The thought of running in the dark when your inside, looking out at the pitch-black gloom, is not very appealing. But in reality, it can be the most interesting, relaxing and exciting way to run. Running along paths with just the narrow beam of light from your headtorch really focuses the mind and makes a run feel like a real adventure. Even running on the city streets in the dark shows the city in a different light (literally), everything looks different, there are fewer people in your way and you have the feeling that you’re the only person in the city out exercising at that time. There’s a beautiful bridge over a river nearby which always looks awesome lit up at night with the reflections in the water.
7 – Find someone to run with
Some people run for solitude (especially after a day at home with the kids!), but, if you’re more of the sociable type, running with people can make a run so much more enjoyable. Even if you can’t get out with someone else in person (covid restrictions or otherwise) why not arrange a running phone call with them. Sounds a little strange but there is even a popular running podcast that does exactly that (Running Commentary). Or connect with friends on Strava (other run tracking apps are available…) so you can encourage each other or create a bit of healthy competition!
When they start up again, remember that if you have no one to run with check out local run clubs, run crews or running meetups near you. Also, park run is great for meeting new people that run at your pace and brings a real sense of community.
8 – Forget about pace and distance
Leave the Garmin at home. Remember the 80:20 rule that states that 80% of your weekly training should be at an easy effort level, with 20% at a harder level. So instead of focusing on the pace or distance covered, just go out and enjoy being on your run, you don’t need to run fast, just get your trainers on and get out the door. No pressure.
9 – Set yourself a challenge
A little competition is a great way to fight boredom. It doesn’t need to be against anyone. Set yourself a challenge and it will give you something to aim for and a sense of accomplishment when you complete it. Set a goal that is challenging enough to push you but not impossible. Here are a few ideas: Try to beat your best time over a set distance; Run as much elevation as you can in a week; Set a target mileage over a month.
10 – Don’t run
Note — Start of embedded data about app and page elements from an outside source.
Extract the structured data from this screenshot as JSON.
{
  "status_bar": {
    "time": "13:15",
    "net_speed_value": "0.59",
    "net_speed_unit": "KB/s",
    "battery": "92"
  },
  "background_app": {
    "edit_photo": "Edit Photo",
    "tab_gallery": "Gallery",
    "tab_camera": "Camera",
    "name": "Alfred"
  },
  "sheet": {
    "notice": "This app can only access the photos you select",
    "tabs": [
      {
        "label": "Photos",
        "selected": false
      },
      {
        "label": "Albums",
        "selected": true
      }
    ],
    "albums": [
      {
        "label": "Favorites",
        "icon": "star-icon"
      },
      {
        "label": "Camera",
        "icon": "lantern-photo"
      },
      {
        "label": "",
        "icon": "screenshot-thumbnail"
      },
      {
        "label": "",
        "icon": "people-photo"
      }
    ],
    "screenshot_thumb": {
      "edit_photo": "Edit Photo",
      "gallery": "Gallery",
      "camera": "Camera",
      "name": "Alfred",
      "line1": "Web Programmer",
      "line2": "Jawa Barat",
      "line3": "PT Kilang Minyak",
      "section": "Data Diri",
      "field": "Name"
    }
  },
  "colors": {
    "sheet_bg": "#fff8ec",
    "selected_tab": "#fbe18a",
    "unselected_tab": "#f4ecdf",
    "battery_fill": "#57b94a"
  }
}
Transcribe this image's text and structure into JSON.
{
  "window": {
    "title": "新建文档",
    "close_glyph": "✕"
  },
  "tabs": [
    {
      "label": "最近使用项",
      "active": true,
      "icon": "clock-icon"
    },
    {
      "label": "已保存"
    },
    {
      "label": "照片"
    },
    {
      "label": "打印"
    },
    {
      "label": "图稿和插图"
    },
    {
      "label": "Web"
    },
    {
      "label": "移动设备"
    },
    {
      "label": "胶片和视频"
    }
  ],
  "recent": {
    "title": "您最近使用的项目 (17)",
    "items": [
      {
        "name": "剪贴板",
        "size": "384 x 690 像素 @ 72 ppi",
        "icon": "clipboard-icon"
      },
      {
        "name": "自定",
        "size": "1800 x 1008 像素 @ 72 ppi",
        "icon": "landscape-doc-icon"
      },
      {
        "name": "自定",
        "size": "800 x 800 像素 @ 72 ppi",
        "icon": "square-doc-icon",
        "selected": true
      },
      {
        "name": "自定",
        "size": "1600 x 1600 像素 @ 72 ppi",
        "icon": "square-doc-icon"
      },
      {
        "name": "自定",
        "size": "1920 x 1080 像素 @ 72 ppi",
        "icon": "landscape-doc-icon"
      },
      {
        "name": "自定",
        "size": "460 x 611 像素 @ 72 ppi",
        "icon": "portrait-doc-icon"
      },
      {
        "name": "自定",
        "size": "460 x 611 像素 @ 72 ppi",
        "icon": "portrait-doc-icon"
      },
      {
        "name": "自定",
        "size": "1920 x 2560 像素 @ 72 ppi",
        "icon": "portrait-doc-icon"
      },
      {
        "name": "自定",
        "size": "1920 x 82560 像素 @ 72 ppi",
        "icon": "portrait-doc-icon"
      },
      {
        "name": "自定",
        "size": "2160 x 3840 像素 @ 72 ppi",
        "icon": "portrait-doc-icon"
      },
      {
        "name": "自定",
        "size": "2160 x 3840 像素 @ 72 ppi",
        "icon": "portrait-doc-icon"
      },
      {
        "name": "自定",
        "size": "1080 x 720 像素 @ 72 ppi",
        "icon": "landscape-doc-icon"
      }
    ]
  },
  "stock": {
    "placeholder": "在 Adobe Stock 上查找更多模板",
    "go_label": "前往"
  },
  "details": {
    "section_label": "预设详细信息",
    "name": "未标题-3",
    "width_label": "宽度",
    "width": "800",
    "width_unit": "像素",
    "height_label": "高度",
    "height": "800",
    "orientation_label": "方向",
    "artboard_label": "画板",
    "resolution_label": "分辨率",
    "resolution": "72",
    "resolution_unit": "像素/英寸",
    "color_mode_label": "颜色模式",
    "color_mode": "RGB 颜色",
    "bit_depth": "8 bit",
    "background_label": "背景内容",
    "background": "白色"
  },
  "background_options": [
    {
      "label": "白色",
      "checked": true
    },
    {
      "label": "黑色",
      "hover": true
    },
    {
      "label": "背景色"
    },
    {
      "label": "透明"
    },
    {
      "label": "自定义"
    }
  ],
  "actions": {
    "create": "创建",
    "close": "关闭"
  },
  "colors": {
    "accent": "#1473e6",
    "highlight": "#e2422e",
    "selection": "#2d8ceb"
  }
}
Even if you’re in the middle of a training program, it’s OK not to run. If everything is telling you not to run today, do a HIIT workout or pilates video. Cross-training is a great way to mix up your running, it adds something new to your routine and can actually improve your running and reduce the risk of injury.